* **Assignment**
In full and without edits, write out the data that follows.

----- Study material

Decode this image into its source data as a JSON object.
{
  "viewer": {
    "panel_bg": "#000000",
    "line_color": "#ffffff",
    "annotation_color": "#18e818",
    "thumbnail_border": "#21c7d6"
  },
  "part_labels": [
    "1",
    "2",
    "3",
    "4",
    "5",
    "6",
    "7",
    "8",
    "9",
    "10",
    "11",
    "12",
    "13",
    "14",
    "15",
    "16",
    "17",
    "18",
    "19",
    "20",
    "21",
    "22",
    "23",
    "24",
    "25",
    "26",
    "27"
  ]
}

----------

* **Solved exercise**
Decode this image into its source data as a JSON object.
{
  "viewer": {
    "panel_bg": "#000000",
    "line_color": "#ffffff",
    "annotation_color": "#18e818",
    "thumbnail_border": "#21c7d6"
  },
  "part_labels": [
    "1",
    "2",
    "3",
    "4",
    "5",
    "6",
    "7",
    "8",
    "9",
    "10",
    "11",
    "12",
    "13",
    "14",
    "15",
    "16",
    "17",
    "18",
    "19",
    "20",
    "21",
    "22",
    "23",
    "24",
    "25",
    "26",
    "27"
  ]
}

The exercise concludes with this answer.